“What a cute little couple!”
“Jacob, is that your girlfriend?”
“Tell us about your new boyfriend at preschool, Ella.”
We hear it – and maybe say it – all too often. As much as parents can’t help but make well-intended comments that jokingly romanticize early boy-girl relationships between kids, experts say it’s a big mistake.
That’s because it’s one of several factors that keep boys and girls from forming strong friendships in childhood – and those friendships matter a lot.
A recent post on A Mighty Girl looked at the issue in detail and shared the benefits of these boy-girl relationships. One source noted in the article that there’s “tremendous overlap” in how boys and girls play – yet many things keep them apart.
This includes parental interference, like the “boyfriend/girlfriend” talk, for example, and stereotypes about the types of activities and toys kids should play with based on their gender.
Back in 2011, a post at Psychology Today noted that boys and girls start separating themselves by gender around age 4 and up.
Though it could be partly due to differences in the way kids play, the article says that one study found 80 percent of boys were “indistinguishable” from 80 percent of girls in their amount of rough play.
So why are boy-girl relationships so important? These friendships show kids different ways of playing, getting along and solving conflicts, the A Mighty Girl post points out. Kids may also feel less constricted by gender stereotypes when they play with friends of the opposite gender.
Plus, these early boy-girl friendships can pave the way for healthy relationships down the line, according to Psychology Today. “They enable children to see members of the opposite sex as regular people rather than as mysterious, different and even frightening ‘others,'” the post explains.
Need a subtle way to encourage your kids to branch out beyond their same-sex friendships? Head to this Mother.ly list of five family-friendly movies that feature boy-girl friendships.

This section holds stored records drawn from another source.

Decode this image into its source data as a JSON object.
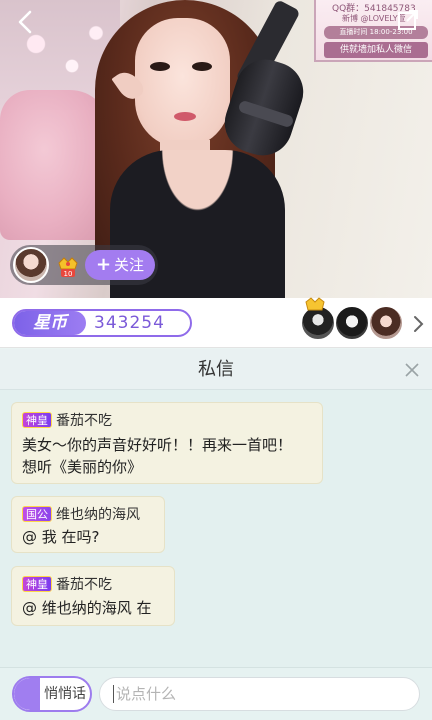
{
  "banner": {
    "qq": "QQ群：541845783",
    "weibo": "新博 @LOVELY萱",
    "time": "直播时间 18:00-23:00",
    "wechat": "供就墙加私人微信"
  },
  "host": {
    "level": "10",
    "follow_label": "关注",
    "follow_icon": "plus-icon"
  },
  "coins": {
    "label": "星币",
    "value": "343254"
  },
  "panel": {
    "title": "私信"
  },
  "messages": [
    {
      "badge": "神皇",
      "badge_color": "#8a3fe8",
      "sender": "番茄不吃",
      "line1": "美女～你的声音好好听！！再来一首吧！",
      "line2": "想听《美丽的你》"
    },
    {
      "badge": "国公",
      "badge_color": "#9a48ea",
      "sender": "维也纳的海风",
      "line1": "@ 我 在吗?"
    },
    {
      "badge": "神皇",
      "badge_color": "#8a3fe8",
      "sender": "番茄不吃",
      "line1": "@ 维也纳的海风  在"
    }
  ],
  "input": {
    "whisper_label": "悄悄话",
    "placeholder": "说点什么"
  },
  "colors": {
    "accent": "#9d7cee",
    "panel_bg": "#e3f0ef",
    "bubble_bg": "#f4f2e1"
  }
}
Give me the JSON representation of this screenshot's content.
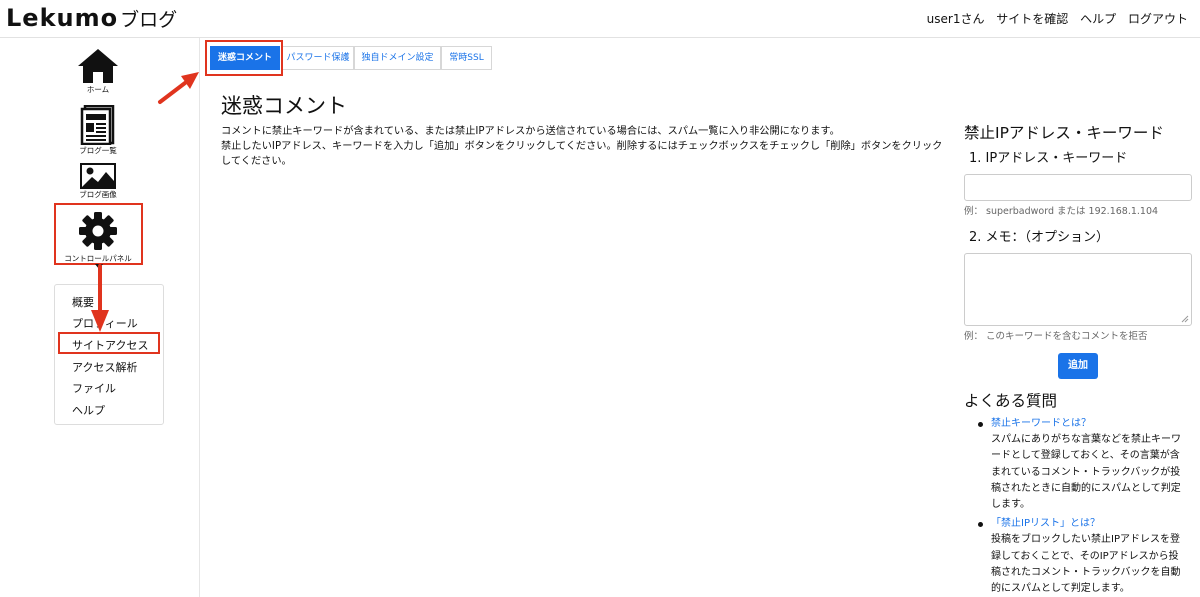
{
  "header": {
    "logo": "Lekumo",
    "logo_sub": "ブログ",
    "nav": [
      "user1さん",
      "サイトを確認",
      "ヘルプ",
      "ログアウト"
    ]
  },
  "sidebar": {
    "items": [
      {
        "label": "ホーム",
        "icon": "home-icon"
      },
      {
        "label": "ブログ一覧",
        "icon": "blog-list-icon"
      },
      {
        "label": "ブログ画像",
        "icon": "image-icon"
      },
      {
        "label": "コントロールパネル",
        "icon": "gear-icon"
      }
    ],
    "submenu": [
      "概要",
      "プロフィール",
      "サイトアクセス",
      "アクセス解析",
      "ファイル",
      "ヘルプ"
    ]
  },
  "tabs": [
    {
      "label": "迷惑コメント",
      "active": true
    },
    {
      "label": "パスワード保護",
      "active": false
    },
    {
      "label": "独自ドメイン設定",
      "active": false
    },
    {
      "label": "常時SSL",
      "active": false
    }
  ],
  "main": {
    "title": "迷惑コメント",
    "desc_1": "コメントに禁止キーワードが含まれている、または禁止IPアドレスから送信されている場合には、スパム一覧に入り非公開になります。",
    "desc_2": "禁止したいIPアドレス、キーワードを入力し「追加」ボタンをクリックしてください。削除するにはチェックボックスをチェックし「削除」ボタンをクリックしてください。"
  },
  "right": {
    "title": "禁止IPアドレス・キーワード",
    "label_1": "1. IPアドレス・キーワード",
    "hint_1": "例： superbadword または 192.168.1.104",
    "label_2": "2. メモ：（オプション）",
    "hint_2": "例： このキーワードを含むコメントを拒否",
    "add_button": "追加",
    "faq_title": "よくある質問",
    "faq": [
      {
        "q": "禁止キーワードとは？",
        "a": "スパムにありがちな言葉などを禁止キーワードとして登録しておくと、その言葉が含まれているコメント・トラックバックが投稿されたときに自動的にスパムとして判定します。"
      },
      {
        "q": "「禁止IPリスト」とは？",
        "a": "投稿をブロックしたい禁止IPアドレスを登録しておくことで、そのIPアドレスから投稿されたコメント・トラックバックを自動的にスパムとして判定します。"
      }
    ]
  },
  "colors": {
    "accent": "#1a73e8",
    "annotation_red": "#e0341e"
  }
}
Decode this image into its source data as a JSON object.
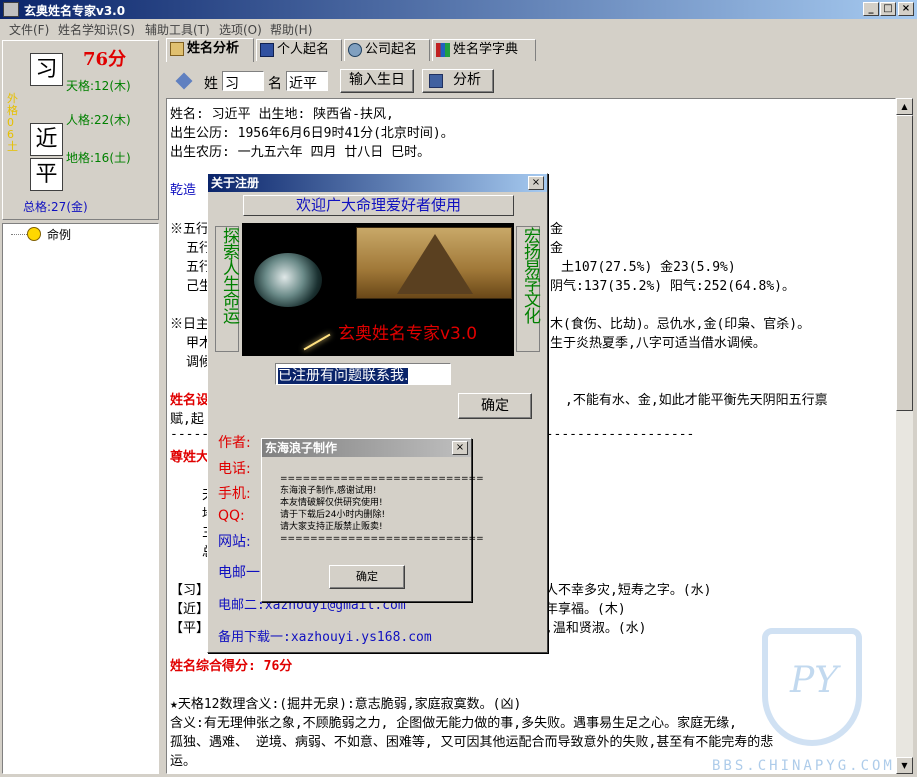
{
  "window": {
    "title": "玄奥姓名专家v3.0",
    "min": "_",
    "max": "□",
    "close": "×"
  },
  "menu": [
    "文件(F)",
    "姓名学知识(S)",
    "辅助工具(T)",
    "选项(O)",
    "帮助(H)"
  ],
  "left": {
    "score": "76分",
    "surname": "习",
    "given1": "近",
    "given2": "平",
    "waige_vertical": "外格06土",
    "tiange": "天格:12(木)",
    "renge": "人格:22(木)",
    "dige": "地格:16(土)",
    "zongge": "总格:27(金)",
    "tree_item": "命例"
  },
  "tabs": [
    "姓名分析",
    "个人起名",
    "公司起名",
    "姓名学字典"
  ],
  "form": {
    "surname_label": "姓",
    "surname_value": "习",
    "name_label": "名",
    "name_value": "近平",
    "birth_button": "输入生日",
    "analyze_button": "分析"
  },
  "content": {
    "l1": "姓名: 习近平   出生地: 陕西省-扶风,",
    "l2": "出生公历: 1956年6月6日9时41分(北京时间)。",
    "l3": "出生农历: 一九五六年  四月  廿八日  巳时。",
    "l4": "乾造",
    "l5": "※五行",
    "l5r": "金",
    "l6": "五行",
    "l6r": "金",
    "l7": "五行",
    "l7r": "土107(27.5%)  金23(5.9%)",
    "l8": "己生",
    "l8r": "阴气:137(35.2%)   阳气:252(64.8%)。",
    "l9": "※日主",
    "l9r": "木(食伤、比劫)。忌仇水,金(印枭、官杀)。",
    "l10": "甲木",
    "l10r": "生于炎热夏季,八字可适当借水调候。",
    "l11": "调候",
    "l12": "姓名设",
    "l12r": ",不能有水、金,如此才能平衡先天阴阳五行禀",
    "l13": "赋,起",
    "l14": "-------------------------------------------------------------------",
    "l15": "尊姓大",
    "l16a": "天",
    "l16b": "地",
    "l16c": "三",
    "l16d": "总",
    "l17": "【习】",
    "l17r": "人不幸多灾,短寿之字。(水)",
    "l18": "【近】",
    "l18r": "年享福。(木)",
    "l19": "【平】",
    "l19r": ",温和贤淑。(水)",
    "l20": "姓名综合得分: 76分",
    "l21": "★天格12数理含义:(掘井无泉):意志脆弱,家庭寂寞数。(凶)",
    "l22": "     含义:有无理伸张之象,不顾脆弱之力,  企图做无能力做的事,多失败。遇事易生足之心。家庭无缘,",
    "l23": "孤独、遇难、  逆境、病弱、不如意、困难等,   又可因其他运配合而导致意外的失败,甚至有不能完寿的悲",
    "l24": "运。"
  },
  "reg_dialog": {
    "title": "关于注册",
    "close": "×",
    "welcome": "欢迎广大命理爱好者使用",
    "left_vertical": "探索人生命运",
    "right_vertical": "宏扬易学文化",
    "banner_text": "玄奥姓名专家v3.0",
    "input_text": "已注册有问题联系我.",
    "ok": "确定",
    "author": "作者:",
    "phone": "电话:",
    "mobile": "手机:",
    "qq": "QQ:",
    "website": "网站:",
    "email1": "电邮一",
    "email2": "电邮二:xazhouyi@gmail.com",
    "download": "备用下载一:xazhouyi.ys168.com"
  },
  "crack_dialog": {
    "title": "东海浪子制作",
    "close": "×",
    "sep1": "===========================",
    "line1": "东海浪子制作,感谢试用!",
    "line2": "本友情破解仅供研究使用!",
    "line3": "请于下载后24小时内删除!",
    "line4": "请大家支持正版禁止贩卖!",
    "sep2": "===========================",
    "ok": "确定"
  },
  "watermark": {
    "text": "BBS.CHINAPYG.COM",
    "logo": "PY"
  },
  "colors": {
    "title_blue": "#0a246a",
    "score_red": "#e00000",
    "text_green": "#008000",
    "link_blue": "#1010c0"
  }
}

You might also consider teaching your kids some basic rules of friendship that are worthwhile for any age. Spoiler alert: There’s no rule about only being friends with boys or girls.